Did you know that heat waves kill more people than all the other weather-caused fatalities (like from cyclones, floods etc) put together? Cities around the world are getting baking hot. Extreme heat gets a lot worse when you live in the city, because of all the concrete and asphalt and it’s called an Urban Heat Island. In this episode I speak with the very fun and enthusiastic Jeremy Hoffman PhD from the Science Museum of Virginia about an study he conducted that involved getting volunteer drivers and cyclists to ride around the city in Summer wearing a thermometer. What he got was a map of Virginia’s urban heat island. We talk about the frightening dangers of urban heat islands, but also the exciting opportunity we have to use heat data to catalyze a massive revolution in urban greening. The cities of the future are ours to invent. We can all get to work to plant more urban trees, install more green roofs, and turn old car parks into gardens, and really change the world with easy practical contributions to the built environment. Support the podcast at Download more free resources at
June 29, 2020
Why Creativity Will Save the World – A Talk
This episode is the recording of a talk I put together about my thoughts and theories about why creativity is the missing link in saving the world. This talk covers the technical creative process, the positive constrictive imagination, the neuroscience of optimism and creative productivity, and most of all, it makes a powerful and scientifically robust argument why we need a positive vision of a future world in order to solve the world’s biggest problems. Learn more at
June 29, 2020
The Science of (Eco-Friendly) Motivation with Behavioral Scientist Xiaojing Xu PhD
In this video I interview Xiaojing April Xu PhD about what it takes to motivate people to do eco-friendly things. It turns out that it’s often not what you think it is. We talk about interesting phenomena like the Value-Action-Gap,The Crowd-Out Effect and wether financial or environmental information is more motivating to get people to change.

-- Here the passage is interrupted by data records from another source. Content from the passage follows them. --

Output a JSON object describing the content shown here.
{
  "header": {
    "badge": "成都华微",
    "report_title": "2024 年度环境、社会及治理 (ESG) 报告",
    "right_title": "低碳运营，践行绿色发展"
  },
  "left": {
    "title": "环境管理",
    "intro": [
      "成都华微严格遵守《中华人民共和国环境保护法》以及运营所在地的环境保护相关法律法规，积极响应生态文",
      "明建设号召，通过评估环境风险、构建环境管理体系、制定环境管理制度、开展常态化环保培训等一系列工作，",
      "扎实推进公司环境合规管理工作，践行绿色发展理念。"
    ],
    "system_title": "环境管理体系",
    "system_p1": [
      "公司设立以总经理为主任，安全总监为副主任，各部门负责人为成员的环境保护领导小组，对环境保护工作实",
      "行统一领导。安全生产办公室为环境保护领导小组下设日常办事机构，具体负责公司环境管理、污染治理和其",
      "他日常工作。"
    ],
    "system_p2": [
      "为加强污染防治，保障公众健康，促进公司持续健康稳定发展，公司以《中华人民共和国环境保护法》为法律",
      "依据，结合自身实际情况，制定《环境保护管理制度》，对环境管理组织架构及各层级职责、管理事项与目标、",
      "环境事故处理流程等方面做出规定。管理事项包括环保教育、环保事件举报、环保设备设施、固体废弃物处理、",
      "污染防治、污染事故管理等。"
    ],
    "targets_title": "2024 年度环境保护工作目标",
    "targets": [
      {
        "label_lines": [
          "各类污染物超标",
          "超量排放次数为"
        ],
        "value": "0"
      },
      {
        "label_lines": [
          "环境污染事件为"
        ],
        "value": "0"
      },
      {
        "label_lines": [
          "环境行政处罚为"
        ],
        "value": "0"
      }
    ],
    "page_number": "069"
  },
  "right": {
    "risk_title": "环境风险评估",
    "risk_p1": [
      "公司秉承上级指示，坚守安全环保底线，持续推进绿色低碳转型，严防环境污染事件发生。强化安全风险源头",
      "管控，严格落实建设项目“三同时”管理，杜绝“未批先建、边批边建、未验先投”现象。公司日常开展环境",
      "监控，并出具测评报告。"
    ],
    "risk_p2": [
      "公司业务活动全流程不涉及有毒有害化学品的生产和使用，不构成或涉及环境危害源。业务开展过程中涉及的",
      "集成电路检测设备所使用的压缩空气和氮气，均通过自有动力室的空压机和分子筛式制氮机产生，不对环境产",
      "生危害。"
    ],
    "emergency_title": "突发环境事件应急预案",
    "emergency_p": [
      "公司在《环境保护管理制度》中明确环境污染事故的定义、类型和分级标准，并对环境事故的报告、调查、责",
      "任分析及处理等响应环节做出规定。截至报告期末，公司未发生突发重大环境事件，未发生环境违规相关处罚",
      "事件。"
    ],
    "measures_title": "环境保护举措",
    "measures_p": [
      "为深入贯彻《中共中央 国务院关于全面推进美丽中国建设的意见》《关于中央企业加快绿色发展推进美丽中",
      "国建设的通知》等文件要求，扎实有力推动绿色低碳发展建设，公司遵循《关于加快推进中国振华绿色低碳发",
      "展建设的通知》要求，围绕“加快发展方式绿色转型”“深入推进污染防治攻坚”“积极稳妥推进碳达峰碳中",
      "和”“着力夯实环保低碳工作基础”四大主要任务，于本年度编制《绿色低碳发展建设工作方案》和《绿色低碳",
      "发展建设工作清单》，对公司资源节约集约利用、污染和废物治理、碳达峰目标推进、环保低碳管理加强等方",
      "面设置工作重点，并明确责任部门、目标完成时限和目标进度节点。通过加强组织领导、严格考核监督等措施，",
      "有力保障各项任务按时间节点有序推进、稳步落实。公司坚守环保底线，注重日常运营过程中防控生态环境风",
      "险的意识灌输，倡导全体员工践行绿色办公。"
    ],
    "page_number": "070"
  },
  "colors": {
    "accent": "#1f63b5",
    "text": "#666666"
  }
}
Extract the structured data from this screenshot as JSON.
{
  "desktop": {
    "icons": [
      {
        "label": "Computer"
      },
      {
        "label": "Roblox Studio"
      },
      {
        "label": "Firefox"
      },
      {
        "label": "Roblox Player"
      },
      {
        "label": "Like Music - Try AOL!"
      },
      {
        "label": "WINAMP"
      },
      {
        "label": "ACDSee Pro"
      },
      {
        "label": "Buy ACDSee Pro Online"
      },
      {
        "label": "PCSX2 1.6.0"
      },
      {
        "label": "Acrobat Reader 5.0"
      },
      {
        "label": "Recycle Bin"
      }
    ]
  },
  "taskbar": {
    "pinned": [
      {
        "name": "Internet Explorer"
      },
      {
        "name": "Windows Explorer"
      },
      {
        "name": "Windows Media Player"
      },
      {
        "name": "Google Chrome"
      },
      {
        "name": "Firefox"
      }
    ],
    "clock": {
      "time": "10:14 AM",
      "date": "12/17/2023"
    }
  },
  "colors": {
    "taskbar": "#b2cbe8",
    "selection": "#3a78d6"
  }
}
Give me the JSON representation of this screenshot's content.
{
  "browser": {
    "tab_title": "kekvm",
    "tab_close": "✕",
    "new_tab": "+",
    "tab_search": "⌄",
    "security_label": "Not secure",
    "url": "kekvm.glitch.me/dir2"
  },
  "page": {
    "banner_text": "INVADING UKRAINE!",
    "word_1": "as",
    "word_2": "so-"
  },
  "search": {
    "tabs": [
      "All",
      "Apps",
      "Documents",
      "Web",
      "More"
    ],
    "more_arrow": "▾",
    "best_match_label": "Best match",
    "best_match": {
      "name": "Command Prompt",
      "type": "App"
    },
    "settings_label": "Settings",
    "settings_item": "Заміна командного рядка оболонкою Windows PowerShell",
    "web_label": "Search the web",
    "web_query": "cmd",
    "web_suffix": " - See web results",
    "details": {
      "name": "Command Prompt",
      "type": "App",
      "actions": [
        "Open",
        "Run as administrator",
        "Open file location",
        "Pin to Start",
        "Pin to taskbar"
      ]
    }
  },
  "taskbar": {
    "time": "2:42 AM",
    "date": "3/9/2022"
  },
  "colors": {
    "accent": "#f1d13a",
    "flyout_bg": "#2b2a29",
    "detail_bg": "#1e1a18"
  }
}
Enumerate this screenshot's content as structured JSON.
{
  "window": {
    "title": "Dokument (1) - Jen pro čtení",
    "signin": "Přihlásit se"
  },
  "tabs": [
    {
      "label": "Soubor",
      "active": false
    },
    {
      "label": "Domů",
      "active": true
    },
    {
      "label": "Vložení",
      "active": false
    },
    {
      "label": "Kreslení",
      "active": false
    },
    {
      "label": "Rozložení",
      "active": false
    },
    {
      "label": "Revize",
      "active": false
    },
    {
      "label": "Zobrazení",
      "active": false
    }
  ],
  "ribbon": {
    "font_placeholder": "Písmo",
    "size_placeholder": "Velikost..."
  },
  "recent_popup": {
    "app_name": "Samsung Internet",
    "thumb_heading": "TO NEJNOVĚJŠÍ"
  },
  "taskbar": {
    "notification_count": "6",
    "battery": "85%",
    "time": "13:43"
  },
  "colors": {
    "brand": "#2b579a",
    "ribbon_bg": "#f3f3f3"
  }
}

Xiaojing April Xu conducts post doc research in the behavioral science of energy efficiency at The University of Tennessee.
June 29, 2020
Public Disclosure of Data: The Secret Solution We Need More Of
I got this sense a few years ago, that if people could see the numbers that made up their environmental footprint (such as the litres of water they used in a shower or the number trees felled to make their toilet paper) in an immediate and easy-to-understand way, then this data must, absolutely must, cause the person to use less resources, right? I had such a strong hunch about this connection that it has obsessed me ever since. But there was a glitch. Every time I would google terms like “environmental data”, “showing data” or “measuring environmental footprint”, I just wasn’t finding any academic research on the field or even anything useful at all.
June 29, 2020